“There’s only a couple of guys still left there from when I was there,” Haley said Tuesday, on the eve of the Mountaineers facing Grand Canyon in the College Basketball Invitational. “From what I remember, they’re definitely a good team and we shouldn’t take them lightly at all.”

The thought of West Virginia (14-20) taking anyone lightly is a sort of brain-twister after its first losing season since 2012-13. But as the only team from a Power Five conference playing in the CBI, and after WVU knocked off two NCAA tournament teams last week to reach the Big 12 semifinals, the Mountaineers suddenly find themselves as a favorite again.

They’re 5-point favorites for Wednesday night, despite Grand Canyon ranking 96th in the NET formula used by the NCAA, 10 spots above WVU (106th).

The Mountaineers haven’t been favored since Jan. 21 against Baylor, a stretch of 15 games.

“It’s a little weird,” guard Chase Harler said. “The second half of the season, I felt like we were a pretty dangerous team, because we didn’t have anything to lose.

“The first half of the season wasn’t great, but we’re playing more freely now. I guess being a favorite now is a better feeling than being completely the underdog, but we can’t take this tournament lightly.”

Grand Canyon (20-13) is coached by former NBA all-star Dan Majerle, but the roster earned the Mountaineers’ respect after players began watching video clips. “Personally, I feel like this is going to be one of the hardest games,” Harler said.

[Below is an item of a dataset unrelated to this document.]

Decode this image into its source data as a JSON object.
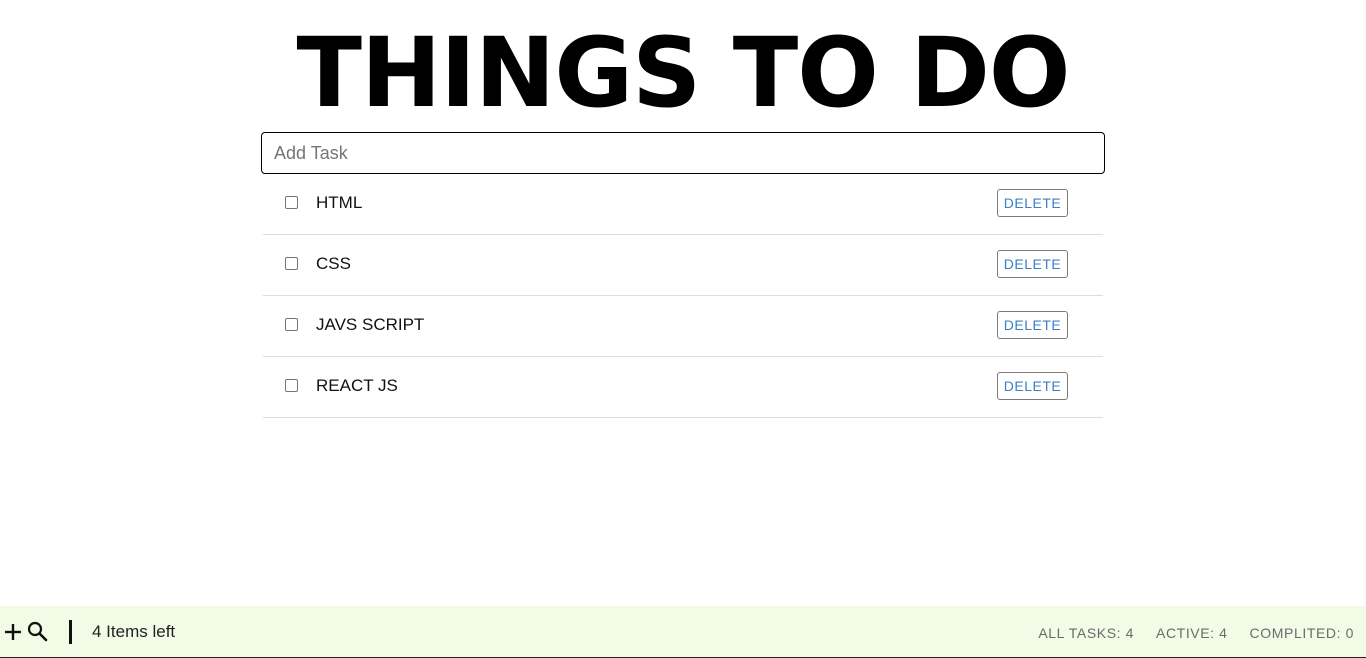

The winner advances to Monday’s quarterfinal round, against the winner of Coastal Carolina-Howard.

West Virginia’s experience in the CBI is not one of disappointment, but rather an extension of a season that began to show potential in late February.

“They wanted to keep playing,” West Virginia coach Bob Huggins said. “I think it’s a great opportunity to get them some experience.

“I thought defensively, we’ve been much better. We’re competing harder. By and large, we’ve ran decent offense.”

All of that has come once the Mountaineers’ core became a group of four freshmen, two first-year junior-college transfers and juniors Lamont West and Harler.

WVU got to that group only after dealing with injury issues to Sagaba Konate and Beetle Bolden — Bolden later transferred — as well as the dismissals of forwards Esa Ahmad and Wes Harris.

Freshman guard Trey Doomes announced he was transferring from West Virginia on Monday.

What’s left has taken a keen interest in continuing to play, as well as in the CBI itself.

“Grand Canyon is a very good team. There are some other very competitive teams in there,” Harler said. “We’ll have to come out and play the way we’ve been playing. We all know it’s do or die now at this point. Kind of like the Big 12 [tournament] attitude, we’re just going to go out and play hard and compete to the best of our ability.”

Huggins said Grand Canyon, which took third in the Western Athletic Conference regular season and lost in the finals against New Mexico State, would challenge WVU with its size.

Forwards Michael Finke and Alessandro Lever are both 6-foot-10 and average more than 12 points per game.

Finke is a graduate transfer from Illinois, while Lever is a sophomore from Italy who was the WAC’s Freshman of the Year last season. Junior guard Carlos Johnson – a transfer from Washington – led the Anetlopes in scoring at 14.6 points per game.

“They’ve been good all year,” Huggins said. “They have a little more momentum, but they’ve been good all year. They’re huge. They’re the biggest team we’ll play. There’s no doubt about that.”